* Working data:
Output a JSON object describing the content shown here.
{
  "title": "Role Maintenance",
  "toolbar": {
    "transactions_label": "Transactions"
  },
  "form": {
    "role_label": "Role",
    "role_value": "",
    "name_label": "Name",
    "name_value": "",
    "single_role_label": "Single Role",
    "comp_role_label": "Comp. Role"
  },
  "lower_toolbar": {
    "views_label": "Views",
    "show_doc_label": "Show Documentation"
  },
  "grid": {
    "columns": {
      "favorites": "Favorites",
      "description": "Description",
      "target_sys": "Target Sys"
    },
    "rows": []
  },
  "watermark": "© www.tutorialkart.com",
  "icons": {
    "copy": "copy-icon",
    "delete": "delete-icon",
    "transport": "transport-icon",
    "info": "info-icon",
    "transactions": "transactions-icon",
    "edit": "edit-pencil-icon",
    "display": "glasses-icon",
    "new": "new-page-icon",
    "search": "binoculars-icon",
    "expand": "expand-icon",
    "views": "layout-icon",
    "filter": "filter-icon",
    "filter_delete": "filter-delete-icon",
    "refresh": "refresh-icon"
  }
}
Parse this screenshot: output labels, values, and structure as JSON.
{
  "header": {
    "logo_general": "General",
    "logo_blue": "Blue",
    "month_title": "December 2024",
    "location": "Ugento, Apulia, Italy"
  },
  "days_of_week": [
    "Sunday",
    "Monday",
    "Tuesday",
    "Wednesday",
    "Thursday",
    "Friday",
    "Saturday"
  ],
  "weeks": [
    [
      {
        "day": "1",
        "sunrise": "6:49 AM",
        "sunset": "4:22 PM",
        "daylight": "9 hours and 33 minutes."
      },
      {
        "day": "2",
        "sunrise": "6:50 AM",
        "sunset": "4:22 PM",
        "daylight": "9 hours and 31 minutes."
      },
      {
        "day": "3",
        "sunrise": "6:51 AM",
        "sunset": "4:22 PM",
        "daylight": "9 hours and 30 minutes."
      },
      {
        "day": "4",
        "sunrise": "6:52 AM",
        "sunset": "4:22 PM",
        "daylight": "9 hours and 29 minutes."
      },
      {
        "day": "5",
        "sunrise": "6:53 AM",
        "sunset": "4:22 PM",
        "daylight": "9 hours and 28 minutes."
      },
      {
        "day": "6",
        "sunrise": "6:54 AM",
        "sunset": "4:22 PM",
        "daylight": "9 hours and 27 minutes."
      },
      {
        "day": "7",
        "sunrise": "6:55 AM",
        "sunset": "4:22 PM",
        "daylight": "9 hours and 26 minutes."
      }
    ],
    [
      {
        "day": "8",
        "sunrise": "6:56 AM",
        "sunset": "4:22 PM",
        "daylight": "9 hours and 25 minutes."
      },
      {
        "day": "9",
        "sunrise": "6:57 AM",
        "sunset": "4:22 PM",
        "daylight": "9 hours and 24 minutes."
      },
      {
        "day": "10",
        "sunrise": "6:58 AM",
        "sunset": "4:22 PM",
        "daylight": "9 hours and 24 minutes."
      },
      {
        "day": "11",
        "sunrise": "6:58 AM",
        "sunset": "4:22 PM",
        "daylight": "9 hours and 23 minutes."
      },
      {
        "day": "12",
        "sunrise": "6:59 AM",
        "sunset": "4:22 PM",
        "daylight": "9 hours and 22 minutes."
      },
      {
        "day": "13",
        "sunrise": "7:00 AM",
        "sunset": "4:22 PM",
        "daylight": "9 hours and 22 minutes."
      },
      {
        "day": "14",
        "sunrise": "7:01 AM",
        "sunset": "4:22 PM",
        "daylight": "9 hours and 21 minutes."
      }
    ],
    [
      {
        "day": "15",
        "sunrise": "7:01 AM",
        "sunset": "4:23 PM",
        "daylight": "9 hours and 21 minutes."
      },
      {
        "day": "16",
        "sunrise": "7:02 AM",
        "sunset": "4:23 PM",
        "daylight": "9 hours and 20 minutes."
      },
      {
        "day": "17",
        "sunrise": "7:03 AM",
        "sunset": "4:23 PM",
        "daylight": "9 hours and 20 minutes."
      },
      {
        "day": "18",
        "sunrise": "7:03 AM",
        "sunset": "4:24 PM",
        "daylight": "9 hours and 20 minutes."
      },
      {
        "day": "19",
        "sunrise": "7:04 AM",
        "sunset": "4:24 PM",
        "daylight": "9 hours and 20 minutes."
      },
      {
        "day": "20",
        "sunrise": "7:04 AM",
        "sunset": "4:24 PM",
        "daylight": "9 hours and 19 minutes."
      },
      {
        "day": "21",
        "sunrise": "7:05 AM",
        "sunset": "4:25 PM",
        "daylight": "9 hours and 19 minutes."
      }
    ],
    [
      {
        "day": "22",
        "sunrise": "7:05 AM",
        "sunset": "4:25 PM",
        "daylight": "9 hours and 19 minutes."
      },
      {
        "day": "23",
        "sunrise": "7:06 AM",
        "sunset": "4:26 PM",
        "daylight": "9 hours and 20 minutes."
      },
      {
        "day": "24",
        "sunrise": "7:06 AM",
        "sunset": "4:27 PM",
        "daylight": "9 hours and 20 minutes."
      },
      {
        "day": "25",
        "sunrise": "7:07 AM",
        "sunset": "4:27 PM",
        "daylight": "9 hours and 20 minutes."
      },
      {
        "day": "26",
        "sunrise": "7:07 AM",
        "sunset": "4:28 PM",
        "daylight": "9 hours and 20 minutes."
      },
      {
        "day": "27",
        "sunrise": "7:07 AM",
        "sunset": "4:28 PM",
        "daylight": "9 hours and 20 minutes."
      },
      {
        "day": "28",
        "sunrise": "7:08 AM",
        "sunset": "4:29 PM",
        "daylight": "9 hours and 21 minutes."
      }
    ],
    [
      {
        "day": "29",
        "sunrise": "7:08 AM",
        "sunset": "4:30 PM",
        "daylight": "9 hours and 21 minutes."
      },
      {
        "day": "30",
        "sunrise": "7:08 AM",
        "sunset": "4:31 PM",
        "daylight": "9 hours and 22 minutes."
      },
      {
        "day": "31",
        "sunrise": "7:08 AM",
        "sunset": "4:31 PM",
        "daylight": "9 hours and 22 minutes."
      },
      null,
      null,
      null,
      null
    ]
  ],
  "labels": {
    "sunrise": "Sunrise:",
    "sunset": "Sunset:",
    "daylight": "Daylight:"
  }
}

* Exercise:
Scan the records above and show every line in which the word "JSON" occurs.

* Written answer:
Output a JSON object describing the content shown here.
Parse this screenshot: output labels, values, and structure as JSON.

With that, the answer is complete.